» YOUR GOAL: The entries that follow should be reproduced exactly, with no images carried over.

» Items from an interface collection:
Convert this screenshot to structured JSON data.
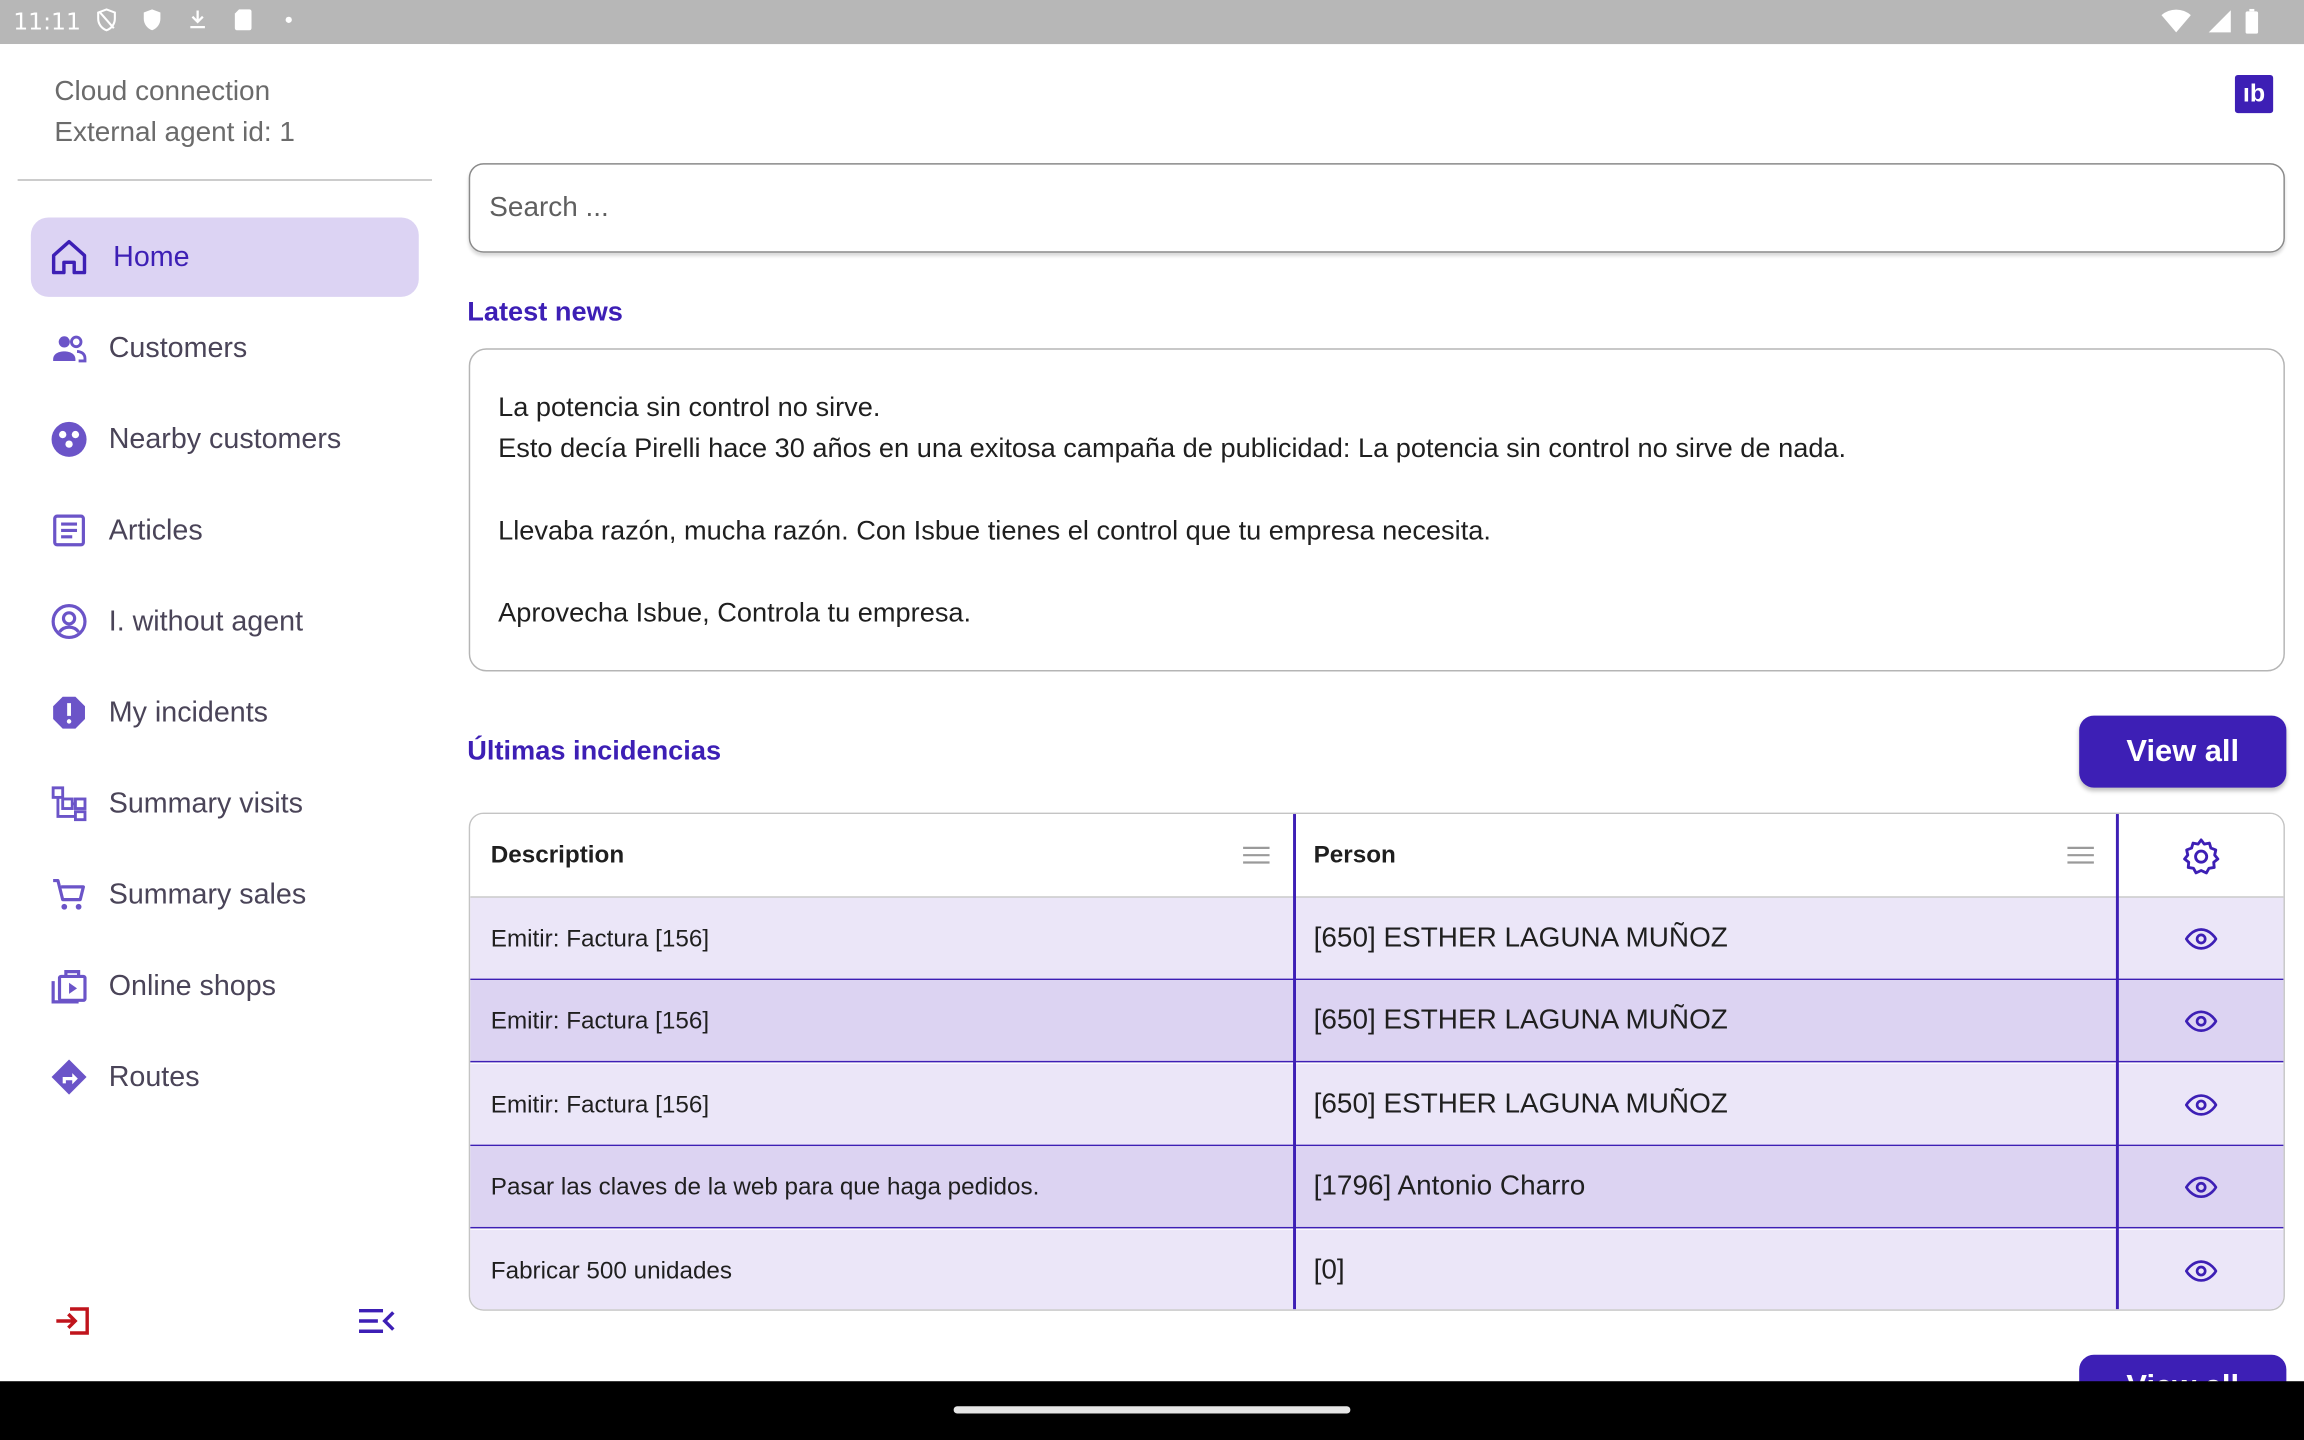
{
  "status_bar": {
    "time": "11:11"
  },
  "sidebar": {
    "header_line1": "Cloud connection",
    "header_line2": "External agent id: 1",
    "items": [
      {
        "label": "Home",
        "icon": "home-icon",
        "active": true
      },
      {
        "label": "Customers",
        "icon": "people-icon"
      },
      {
        "label": "Nearby customers",
        "icon": "nearby-icon"
      },
      {
        "label": "Articles",
        "icon": "article-icon"
      },
      {
        "label": "I. without agent",
        "icon": "account-circle-icon"
      },
      {
        "label": "My incidents",
        "icon": "alert-octagon-icon"
      },
      {
        "label": "Summary visits",
        "icon": "hierarchy-icon"
      },
      {
        "label": "Summary sales",
        "icon": "cart-icon"
      },
      {
        "label": "Online shops",
        "icon": "shop-icon"
      },
      {
        "label": "Routes",
        "icon": "directions-icon"
      }
    ]
  },
  "header": {
    "logo_text": "ıb"
  },
  "search": {
    "placeholder": "Search ..."
  },
  "news": {
    "title": "Latest news",
    "lines": [
      "La potencia sin control no sirve.",
      "Esto decía Pirelli hace 30 años en una exitosa campaña de publicidad: La potencia sin control no sirve de nada.",
      "",
      "Llevaba razón, mucha razón. Con Isbue tienes el control que tu empresa necesita.",
      "",
      "Aprovecha Isbue, Controla tu empresa."
    ]
  },
  "incidents": {
    "title": "Últimas incidencias",
    "view_all_label": "View all",
    "columns": [
      "Description",
      "Person"
    ],
    "rows": [
      {
        "description": "Emitir: Factura [156]",
        "person": "[650] ESTHER LAGUNA MUÑOZ"
      },
      {
        "description": "Emitir: Factura [156]",
        "person": "[650] ESTHER LAGUNA MUÑOZ"
      },
      {
        "description": "Emitir: Factura [156]",
        "person": "[650] ESTHER LAGUNA MUÑOZ"
      },
      {
        "description": "Pasar las claves de la web para que haga pedidos.",
        "person": "[1796] Antonio Charro"
      },
      {
        "description": "Fabricar 500 unidades",
        "person": "[0]"
      }
    ]
  },
  "next_section": {
    "view_all_label": "View all"
  },
  "colors": {
    "primary": "#3d1fb5",
    "active_bg": "#dcd3f3",
    "row_odd": "#ebe6f8",
    "row_even": "#dcd3f2",
    "logout": "#c0141c"
  }
}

» SOLUTION TO THIS PROBLEM:
Convert this screenshot to structured JSON data.
{
  "status_bar": {
    "time": "11:11"
  },
  "sidebar": {
    "header_line1": "Cloud connection",
    "header_line2": "External agent id: 1",
    "items": [
      {
        "label": "Home",
        "icon": "home-icon",
        "active": true
      },
      {
        "label": "Customers",
        "icon": "people-icon"
      },
      {
        "label": "Nearby customers",
        "icon": "nearby-icon"
      },
      {
        "label": "Articles",
        "icon": "article-icon"
      },
      {
        "label": "I. without agent",
        "icon": "account-circle-icon"
      },
      {
        "label": "My incidents",
        "icon": "alert-octagon-icon"
      },
      {
        "label": "Summary visits",
        "icon": "hierarchy-icon"
      },
      {
        "label": "Summary sales",
        "icon": "cart-icon"
      },
      {
        "label": "Online shops",
        "icon": "shop-icon"
      },
      {
        "label": "Routes",
        "icon": "directions-icon"
      }
    ]
  },
  "header": {
    "logo_text": "ıb"
  },
  "search": {
    "placeholder": "Search ..."
  },
  "news": {
    "title": "Latest news",
    "lines": [
      "La potencia sin control no sirve.",
      "Esto decía Pirelli hace 30 años en una exitosa campaña de publicidad: La potencia sin control no sirve de nada.",
      "",
      "Llevaba razón, mucha razón. Con Isbue tienes el control que tu empresa necesita.",
      "",
      "Aprovecha Isbue, Controla tu empresa."
    ]
  },
  "incidents": {
    "title": "Últimas incidencias",
    "view_all_label": "View all",
    "columns": [
      "Description",
      "Person"
    ],
    "rows": [
      {
        "description": "Emitir: Factura [156]",
        "person": "[650] ESTHER LAGUNA MUÑOZ"
      },
      {
        "description": "Emitir: Factura [156]",
        "person": "[650] ESTHER LAGUNA MUÑOZ"
      },
      {
        "description": "Emitir: Factura [156]",
        "person": "[650] ESTHER LAGUNA MUÑOZ"
      },
      {
        "description": "Pasar las claves de la web para que haga pedidos.",
        "person": "[1796] Antonio Charro"
      },
      {
        "description": "Fabricar 500 unidades",
        "person": "[0]"
      }
    ]
  },
  "next_section": {
    "view_all_label": "View all"
  },
  "colors": {
    "primary": "#3d1fb5",
    "active_bg": "#dcd3f3",
    "row_odd": "#ebe6f8",
    "row_even": "#dcd3f2",
    "logout": "#c0141c"
  }
}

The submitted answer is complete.